= Task item =
From the line containing "Decode this image" through the last line of the records below, each line is to be repeated exactly; pictures are to be omitted.

--- Entries shown ---

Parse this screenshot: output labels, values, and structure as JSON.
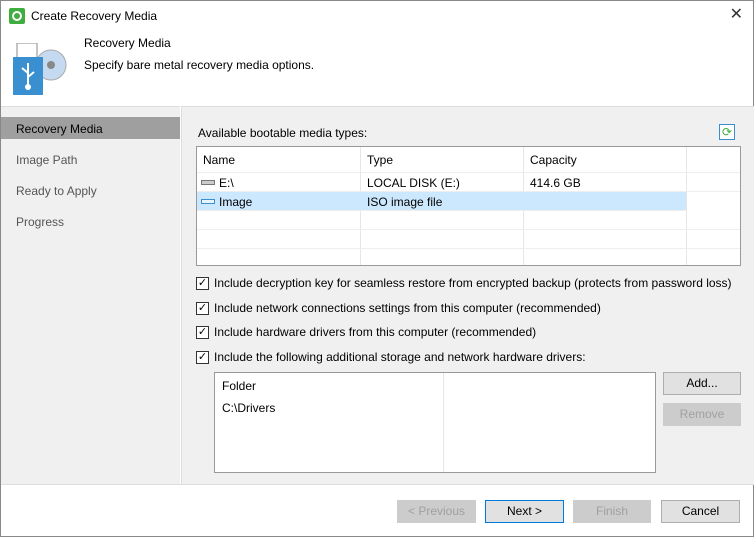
{
  "window": {
    "title": "Create Recovery Media"
  },
  "header": {
    "title": "Recovery Media",
    "subtitle": "Specify bare metal recovery media options."
  },
  "sidebar": {
    "items": [
      {
        "label": "Recovery Media"
      },
      {
        "label": "Image Path"
      },
      {
        "label": "Ready to Apply"
      },
      {
        "label": "Progress"
      }
    ]
  },
  "media": {
    "label": "Available bootable media types:",
    "columns": [
      "Name",
      "Type",
      "Capacity"
    ],
    "rows": [
      {
        "name": "E:\\",
        "type": "LOCAL DISK (E:)",
        "capacity": "414.6 GB"
      },
      {
        "name": "Image",
        "type": "ISO image file",
        "capacity": ""
      }
    ]
  },
  "options": [
    {
      "label": "Include decryption key for seamless restore from encrypted backup (protects from password loss)",
      "checked": true
    },
    {
      "label": "Include network connections settings from this computer (recommended)",
      "checked": true
    },
    {
      "label": "Include hardware drivers from this computer (recommended)",
      "checked": true
    },
    {
      "label": "Include the following additional storage and network hardware drivers:",
      "checked": true
    }
  ],
  "drivers": {
    "column": "Folder",
    "rows": [
      "C:\\Drivers"
    ],
    "add": "Add...",
    "remove": "Remove"
  },
  "footer": {
    "previous": "< Previous",
    "next": "Next >",
    "finish": "Finish",
    "cancel": "Cancel"
  },
  "colors": {
    "selection": "#cce8ff",
    "sidebar_selected": "#9f9f9f"
  }
}
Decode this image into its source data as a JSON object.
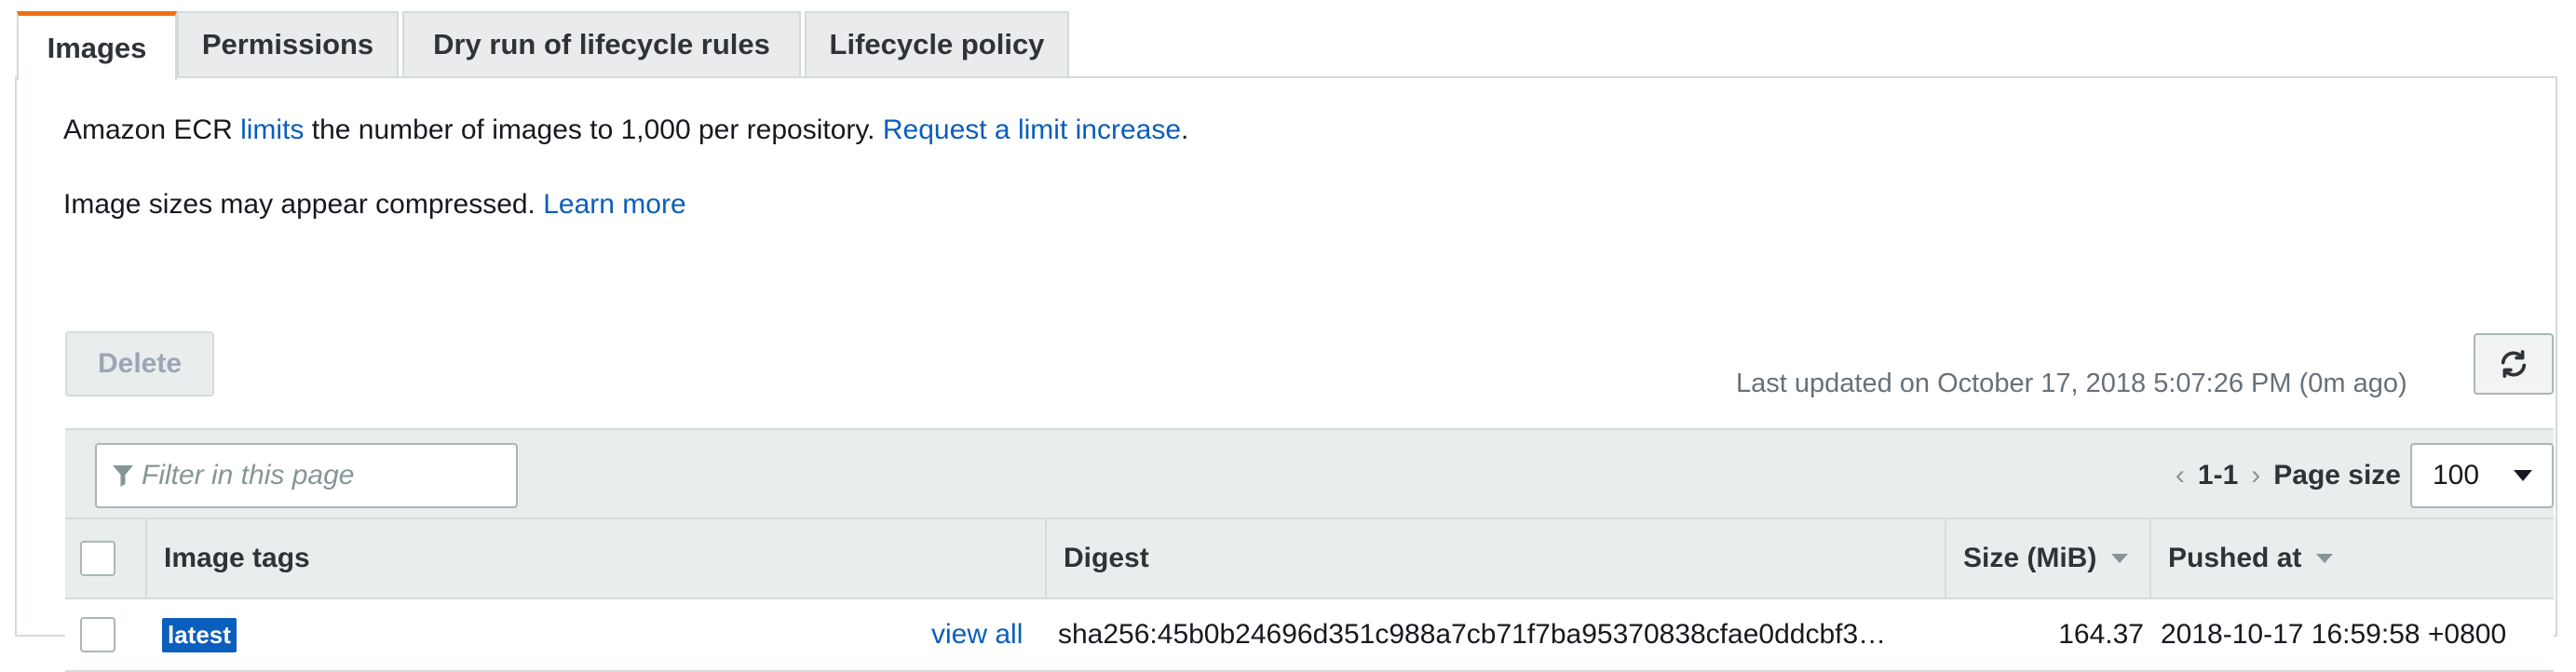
{
  "tabs": [
    {
      "label": "Images",
      "active": true
    },
    {
      "label": "Permissions",
      "active": false
    },
    {
      "label": "Dry run of lifecycle rules",
      "active": false
    },
    {
      "label": "Lifecycle policy",
      "active": false
    }
  ],
  "info": {
    "line1_prefix": "Amazon ECR ",
    "line1_link": "limits",
    "line1_middle": " the number of images to 1,000 per repository. ",
    "line1_link2": "Request a limit increase",
    "line1_suffix": ".",
    "line2_text": "Image sizes may appear compressed. ",
    "line2_link": "Learn more"
  },
  "actions": {
    "delete_label": "Delete",
    "last_updated": "Last updated on October 17, 2018 5:07:26 PM (0m ago)"
  },
  "filter": {
    "placeholder": "Filter in this page"
  },
  "pagination": {
    "prev": "‹",
    "range": "1-1",
    "next": "›",
    "page_size_label": "Page size",
    "page_size_value": "100"
  },
  "table": {
    "columns": [
      "Image tags",
      "Digest",
      "Size (MiB)",
      "Pushed at"
    ],
    "rows": [
      {
        "tag": "latest",
        "view_all": "view all",
        "digest": "sha256:45b0b24696d351c988a7cb71f7ba95370838cfae0ddcbf3…",
        "size": "164.37",
        "pushed_at": "2018-10-17 16:59:58 +0800"
      }
    ]
  },
  "colors": {
    "accent": "#ec7211",
    "link": "#0a5ebd"
  },
  "icons": {
    "refresh": "refresh-icon",
    "filter": "filter-icon",
    "sort": "sort-down-icon",
    "dropdown": "caret-down-icon"
  }
}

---

= Task output =
Decode this image into its source data as a JSON object.
{
  "tabs": [
    {
      "label": "Images",
      "active": true
    },
    {
      "label": "Permissions",
      "active": false
    },
    {
      "label": "Dry run of lifecycle rules",
      "active": false
    },
    {
      "label": "Lifecycle policy",
      "active": false
    }
  ],
  "info": {
    "line1_prefix": "Amazon ECR ",
    "line1_link": "limits",
    "line1_middle": " the number of images to 1,000 per repository. ",
    "line1_link2": "Request a limit increase",
    "line1_suffix": ".",
    "line2_text": "Image sizes may appear compressed. ",
    "line2_link": "Learn more"
  },
  "actions": {
    "delete_label": "Delete",
    "last_updated": "Last updated on October 17, 2018 5:07:26 PM (0m ago)"
  },
  "filter": {
    "placeholder": "Filter in this page"
  },
  "pagination": {
    "prev": "‹",
    "range": "1-1",
    "next": "›",
    "page_size_label": "Page size",
    "page_size_value": "100"
  },
  "table": {
    "columns": [
      "Image tags",
      "Digest",
      "Size (MiB)",
      "Pushed at"
    ],
    "rows": [
      {
        "tag": "latest",
        "view_all": "view all",
        "digest": "sha256:45b0b24696d351c988a7cb71f7ba95370838cfae0ddcbf3…",
        "size": "164.37",
        "pushed_at": "2018-10-17 16:59:58 +0800"
      }
    ]
  },
  "colors": {
    "accent": "#ec7211",
    "link": "#0a5ebd"
  },
  "icons": {
    "refresh": "refresh-icon",
    "filter": "filter-icon",
    "sort": "sort-down-icon",
    "dropdown": "caret-down-icon"
  }
}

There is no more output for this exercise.